---------- RECORDS FOR THIS TASK ----------

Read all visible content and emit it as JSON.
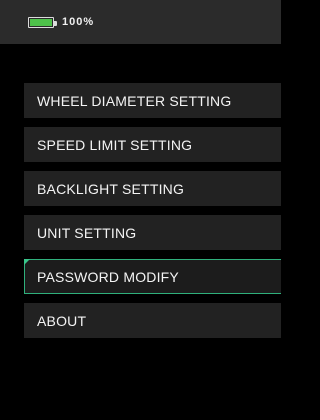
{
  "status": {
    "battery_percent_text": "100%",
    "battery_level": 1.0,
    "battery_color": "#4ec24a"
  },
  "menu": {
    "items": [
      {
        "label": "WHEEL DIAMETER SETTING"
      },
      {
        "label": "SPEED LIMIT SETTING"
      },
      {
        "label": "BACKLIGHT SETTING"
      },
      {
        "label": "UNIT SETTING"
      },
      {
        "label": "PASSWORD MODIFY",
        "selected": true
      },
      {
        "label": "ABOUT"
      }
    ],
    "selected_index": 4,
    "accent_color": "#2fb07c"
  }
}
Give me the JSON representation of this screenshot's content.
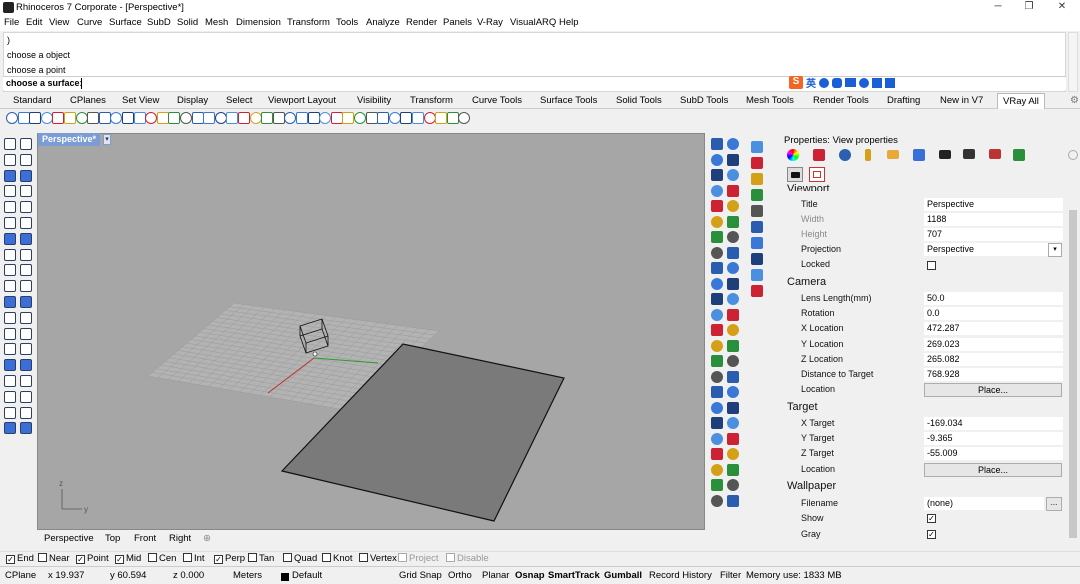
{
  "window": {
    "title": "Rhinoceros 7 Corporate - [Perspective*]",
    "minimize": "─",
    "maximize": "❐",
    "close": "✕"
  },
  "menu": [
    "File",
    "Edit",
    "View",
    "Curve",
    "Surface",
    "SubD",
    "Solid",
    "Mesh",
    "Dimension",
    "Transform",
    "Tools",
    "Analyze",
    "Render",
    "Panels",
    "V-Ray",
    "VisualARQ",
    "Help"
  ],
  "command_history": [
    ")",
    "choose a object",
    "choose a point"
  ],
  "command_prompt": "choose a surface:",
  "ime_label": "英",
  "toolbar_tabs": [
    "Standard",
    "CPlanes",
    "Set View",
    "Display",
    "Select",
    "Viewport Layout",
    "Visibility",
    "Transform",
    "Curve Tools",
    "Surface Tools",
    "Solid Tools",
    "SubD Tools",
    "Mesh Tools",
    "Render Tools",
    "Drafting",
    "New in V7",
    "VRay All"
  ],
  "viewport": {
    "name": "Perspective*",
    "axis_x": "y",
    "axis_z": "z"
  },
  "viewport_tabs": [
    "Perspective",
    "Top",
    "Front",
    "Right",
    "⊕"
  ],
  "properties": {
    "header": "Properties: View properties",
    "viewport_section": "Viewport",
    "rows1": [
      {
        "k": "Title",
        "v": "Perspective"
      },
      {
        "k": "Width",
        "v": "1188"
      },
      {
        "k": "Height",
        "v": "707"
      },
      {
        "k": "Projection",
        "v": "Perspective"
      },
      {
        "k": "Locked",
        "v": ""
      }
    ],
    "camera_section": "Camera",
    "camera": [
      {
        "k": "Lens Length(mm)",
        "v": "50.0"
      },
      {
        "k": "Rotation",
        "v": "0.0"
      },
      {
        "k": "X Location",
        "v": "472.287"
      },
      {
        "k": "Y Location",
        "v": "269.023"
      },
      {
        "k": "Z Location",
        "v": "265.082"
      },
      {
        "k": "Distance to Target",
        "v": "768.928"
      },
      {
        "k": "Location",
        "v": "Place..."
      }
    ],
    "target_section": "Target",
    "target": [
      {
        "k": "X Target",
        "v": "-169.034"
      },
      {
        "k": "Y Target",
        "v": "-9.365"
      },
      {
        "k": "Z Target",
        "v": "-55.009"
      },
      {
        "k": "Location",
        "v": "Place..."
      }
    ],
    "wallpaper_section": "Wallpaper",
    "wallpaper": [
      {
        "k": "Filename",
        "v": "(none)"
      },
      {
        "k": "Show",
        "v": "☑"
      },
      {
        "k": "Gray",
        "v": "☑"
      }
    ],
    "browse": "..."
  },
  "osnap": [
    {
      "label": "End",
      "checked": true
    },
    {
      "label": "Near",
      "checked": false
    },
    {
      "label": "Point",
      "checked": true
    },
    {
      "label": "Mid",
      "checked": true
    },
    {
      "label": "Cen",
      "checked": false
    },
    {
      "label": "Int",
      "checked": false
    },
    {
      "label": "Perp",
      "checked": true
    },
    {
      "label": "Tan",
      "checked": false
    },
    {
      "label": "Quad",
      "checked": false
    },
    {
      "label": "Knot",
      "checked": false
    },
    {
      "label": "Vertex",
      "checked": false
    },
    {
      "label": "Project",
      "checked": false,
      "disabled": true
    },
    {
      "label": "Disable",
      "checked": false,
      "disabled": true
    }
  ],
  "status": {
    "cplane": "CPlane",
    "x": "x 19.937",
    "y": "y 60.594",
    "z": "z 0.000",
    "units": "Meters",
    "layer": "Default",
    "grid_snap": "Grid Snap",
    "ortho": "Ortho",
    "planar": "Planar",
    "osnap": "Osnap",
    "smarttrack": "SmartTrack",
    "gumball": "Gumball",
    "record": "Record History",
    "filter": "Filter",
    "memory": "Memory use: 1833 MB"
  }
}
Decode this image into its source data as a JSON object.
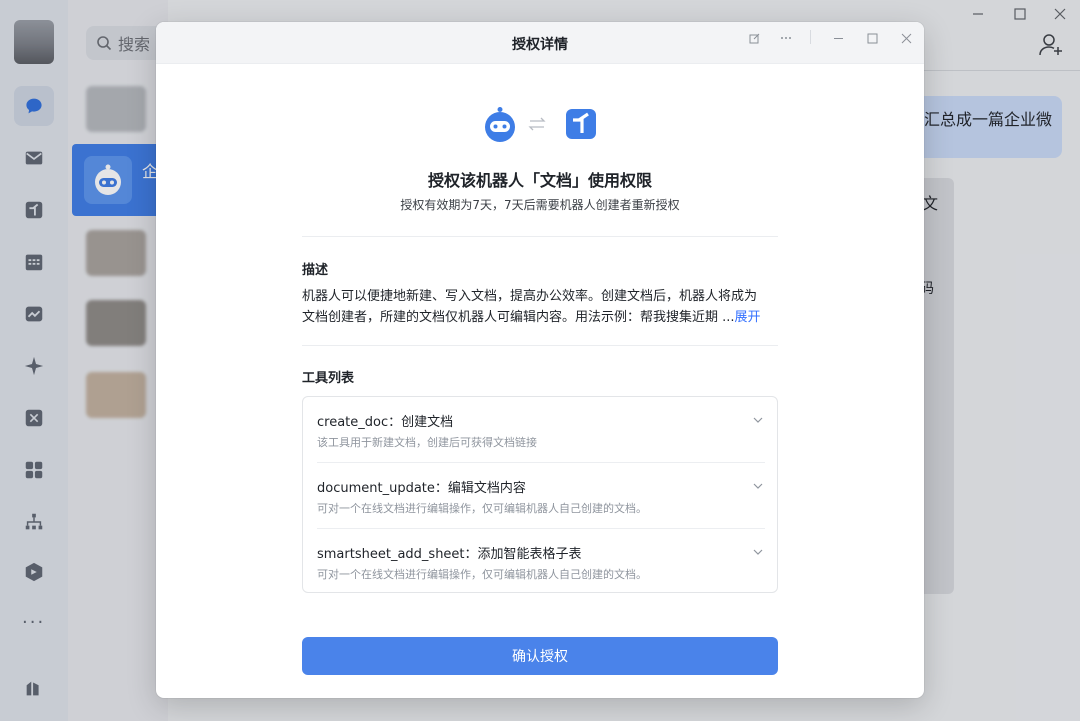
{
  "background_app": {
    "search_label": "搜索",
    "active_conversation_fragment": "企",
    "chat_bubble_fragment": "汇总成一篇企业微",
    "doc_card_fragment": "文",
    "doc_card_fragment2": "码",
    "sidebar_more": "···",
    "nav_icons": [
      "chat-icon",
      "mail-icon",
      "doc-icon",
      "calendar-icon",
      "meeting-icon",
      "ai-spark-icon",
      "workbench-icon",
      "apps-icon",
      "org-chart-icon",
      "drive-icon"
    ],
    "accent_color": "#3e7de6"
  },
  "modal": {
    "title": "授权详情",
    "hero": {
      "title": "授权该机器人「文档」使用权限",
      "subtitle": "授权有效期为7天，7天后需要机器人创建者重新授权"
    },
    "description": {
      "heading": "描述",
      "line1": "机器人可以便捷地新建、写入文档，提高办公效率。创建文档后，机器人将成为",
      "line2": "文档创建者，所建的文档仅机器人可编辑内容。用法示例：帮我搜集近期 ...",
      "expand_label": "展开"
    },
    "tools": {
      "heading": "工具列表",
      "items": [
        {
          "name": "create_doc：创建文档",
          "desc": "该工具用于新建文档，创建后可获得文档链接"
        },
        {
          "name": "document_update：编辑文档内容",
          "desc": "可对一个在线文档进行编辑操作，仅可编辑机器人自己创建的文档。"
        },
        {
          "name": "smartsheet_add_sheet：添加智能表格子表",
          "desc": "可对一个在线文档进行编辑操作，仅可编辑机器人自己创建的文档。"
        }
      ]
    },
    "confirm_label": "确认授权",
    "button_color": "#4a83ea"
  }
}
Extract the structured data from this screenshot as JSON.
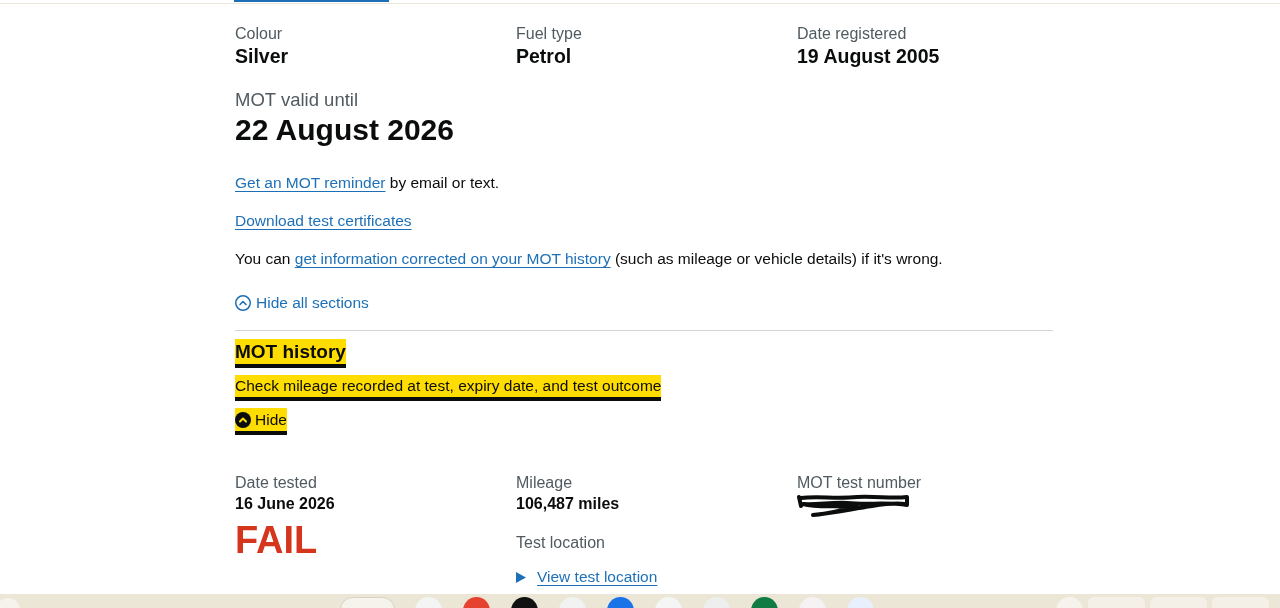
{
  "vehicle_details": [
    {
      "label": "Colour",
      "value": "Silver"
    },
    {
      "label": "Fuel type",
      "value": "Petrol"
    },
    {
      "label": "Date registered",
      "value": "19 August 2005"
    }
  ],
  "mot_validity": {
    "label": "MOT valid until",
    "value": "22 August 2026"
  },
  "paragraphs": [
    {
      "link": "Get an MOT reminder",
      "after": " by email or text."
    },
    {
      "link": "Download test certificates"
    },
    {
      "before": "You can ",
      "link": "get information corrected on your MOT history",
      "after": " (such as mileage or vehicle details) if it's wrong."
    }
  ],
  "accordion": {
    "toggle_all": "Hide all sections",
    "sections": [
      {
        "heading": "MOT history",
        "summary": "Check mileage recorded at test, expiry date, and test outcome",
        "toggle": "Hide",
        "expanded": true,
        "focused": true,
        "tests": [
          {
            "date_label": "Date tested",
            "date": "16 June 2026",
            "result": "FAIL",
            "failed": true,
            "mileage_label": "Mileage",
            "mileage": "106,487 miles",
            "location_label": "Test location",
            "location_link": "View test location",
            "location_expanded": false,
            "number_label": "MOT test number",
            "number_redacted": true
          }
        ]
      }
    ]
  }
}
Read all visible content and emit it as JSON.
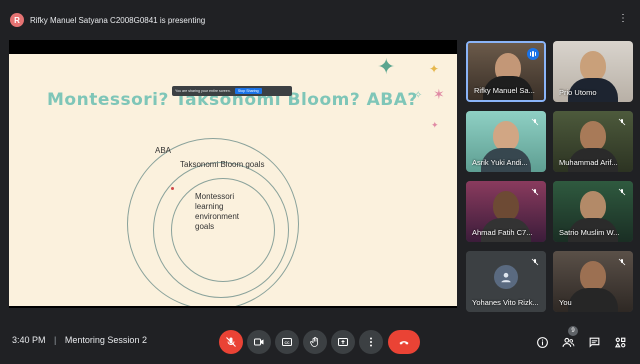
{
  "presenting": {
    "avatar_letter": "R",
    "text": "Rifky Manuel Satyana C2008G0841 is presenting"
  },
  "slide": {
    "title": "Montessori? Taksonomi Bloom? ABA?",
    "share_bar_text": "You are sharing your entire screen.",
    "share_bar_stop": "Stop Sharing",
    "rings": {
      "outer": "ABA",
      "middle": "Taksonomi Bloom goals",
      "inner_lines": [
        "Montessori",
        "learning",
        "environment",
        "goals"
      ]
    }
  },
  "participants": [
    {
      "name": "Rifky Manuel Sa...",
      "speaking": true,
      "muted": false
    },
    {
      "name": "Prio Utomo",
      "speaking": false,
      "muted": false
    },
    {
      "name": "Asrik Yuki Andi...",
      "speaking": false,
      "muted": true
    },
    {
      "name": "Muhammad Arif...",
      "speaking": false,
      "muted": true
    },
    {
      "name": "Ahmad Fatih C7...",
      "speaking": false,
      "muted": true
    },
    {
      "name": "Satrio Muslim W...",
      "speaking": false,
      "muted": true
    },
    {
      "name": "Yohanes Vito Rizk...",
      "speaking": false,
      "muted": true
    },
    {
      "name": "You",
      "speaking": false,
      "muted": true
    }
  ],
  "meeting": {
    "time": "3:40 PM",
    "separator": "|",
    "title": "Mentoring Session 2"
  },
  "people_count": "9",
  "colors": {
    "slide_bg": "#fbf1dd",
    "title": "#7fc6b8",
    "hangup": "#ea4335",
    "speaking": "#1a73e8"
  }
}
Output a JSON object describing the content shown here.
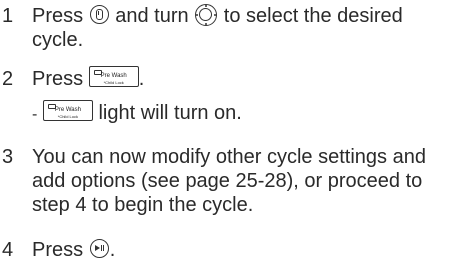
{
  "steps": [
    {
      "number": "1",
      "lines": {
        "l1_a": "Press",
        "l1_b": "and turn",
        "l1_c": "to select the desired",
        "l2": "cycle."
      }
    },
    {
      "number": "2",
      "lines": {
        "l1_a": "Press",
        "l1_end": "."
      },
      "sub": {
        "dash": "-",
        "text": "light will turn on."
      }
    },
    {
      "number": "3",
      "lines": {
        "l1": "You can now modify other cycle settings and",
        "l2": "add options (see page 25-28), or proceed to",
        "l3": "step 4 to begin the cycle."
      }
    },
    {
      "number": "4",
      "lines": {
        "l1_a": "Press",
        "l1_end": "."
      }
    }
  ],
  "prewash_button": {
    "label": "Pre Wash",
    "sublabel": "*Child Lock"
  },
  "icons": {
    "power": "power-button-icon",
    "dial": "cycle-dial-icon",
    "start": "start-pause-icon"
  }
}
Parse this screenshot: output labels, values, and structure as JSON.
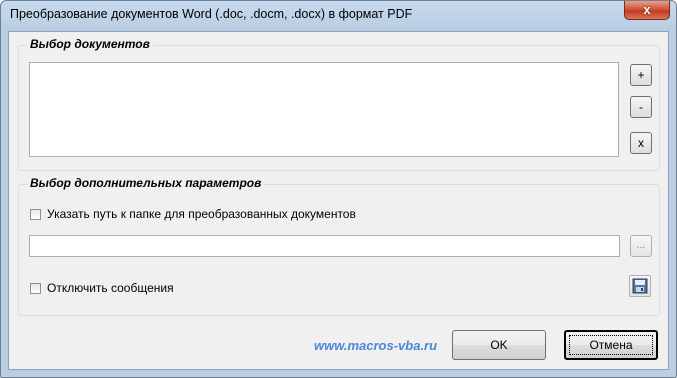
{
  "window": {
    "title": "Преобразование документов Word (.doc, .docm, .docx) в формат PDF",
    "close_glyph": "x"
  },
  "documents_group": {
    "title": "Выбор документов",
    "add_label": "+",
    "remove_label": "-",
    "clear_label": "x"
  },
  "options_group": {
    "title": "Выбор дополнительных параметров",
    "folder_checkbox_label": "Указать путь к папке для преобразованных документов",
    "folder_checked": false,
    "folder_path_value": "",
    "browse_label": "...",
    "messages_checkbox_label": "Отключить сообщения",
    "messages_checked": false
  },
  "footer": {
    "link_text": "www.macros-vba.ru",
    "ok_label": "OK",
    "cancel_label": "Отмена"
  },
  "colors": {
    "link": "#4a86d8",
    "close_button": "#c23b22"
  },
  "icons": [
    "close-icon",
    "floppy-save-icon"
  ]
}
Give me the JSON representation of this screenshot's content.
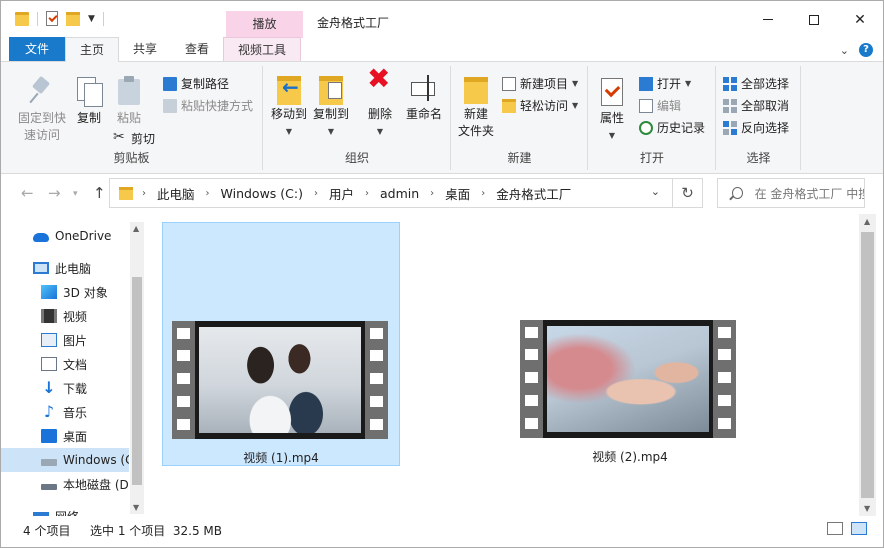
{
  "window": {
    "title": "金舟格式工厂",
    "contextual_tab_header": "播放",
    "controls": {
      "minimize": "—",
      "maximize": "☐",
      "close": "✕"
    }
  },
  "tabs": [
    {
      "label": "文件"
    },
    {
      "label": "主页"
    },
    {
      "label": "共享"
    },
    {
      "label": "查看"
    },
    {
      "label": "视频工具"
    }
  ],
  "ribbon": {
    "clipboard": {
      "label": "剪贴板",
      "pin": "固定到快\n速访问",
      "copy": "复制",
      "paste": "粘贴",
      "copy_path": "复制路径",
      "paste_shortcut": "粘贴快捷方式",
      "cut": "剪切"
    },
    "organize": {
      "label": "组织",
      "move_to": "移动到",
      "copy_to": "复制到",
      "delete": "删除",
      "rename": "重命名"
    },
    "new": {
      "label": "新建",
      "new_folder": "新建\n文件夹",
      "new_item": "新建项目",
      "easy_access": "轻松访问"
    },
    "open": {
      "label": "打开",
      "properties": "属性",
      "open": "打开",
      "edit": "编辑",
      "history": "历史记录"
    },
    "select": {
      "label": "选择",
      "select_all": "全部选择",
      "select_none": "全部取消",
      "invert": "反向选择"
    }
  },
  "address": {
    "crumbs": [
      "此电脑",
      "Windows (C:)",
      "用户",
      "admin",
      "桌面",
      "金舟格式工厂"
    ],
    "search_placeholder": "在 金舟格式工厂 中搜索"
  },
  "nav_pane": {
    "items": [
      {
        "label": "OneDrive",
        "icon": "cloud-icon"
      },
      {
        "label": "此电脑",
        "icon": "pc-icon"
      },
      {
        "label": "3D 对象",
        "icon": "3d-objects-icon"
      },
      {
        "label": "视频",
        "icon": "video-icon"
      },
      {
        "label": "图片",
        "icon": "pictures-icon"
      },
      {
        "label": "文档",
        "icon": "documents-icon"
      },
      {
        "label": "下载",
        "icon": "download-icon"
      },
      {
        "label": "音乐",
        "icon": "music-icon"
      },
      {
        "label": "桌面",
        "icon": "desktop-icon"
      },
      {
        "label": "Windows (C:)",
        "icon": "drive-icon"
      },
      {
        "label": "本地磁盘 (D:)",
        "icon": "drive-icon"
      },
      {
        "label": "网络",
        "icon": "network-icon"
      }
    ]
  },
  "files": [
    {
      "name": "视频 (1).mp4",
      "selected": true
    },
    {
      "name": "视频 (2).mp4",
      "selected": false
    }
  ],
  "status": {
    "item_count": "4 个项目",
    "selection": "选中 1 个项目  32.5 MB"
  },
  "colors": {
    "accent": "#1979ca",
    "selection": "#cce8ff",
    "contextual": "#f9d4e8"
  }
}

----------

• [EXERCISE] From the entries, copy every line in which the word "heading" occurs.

• [FINISHED EXERCISE]
      "heading": "描述",
      "heading": "工具列表",
        "heading": "MOT history",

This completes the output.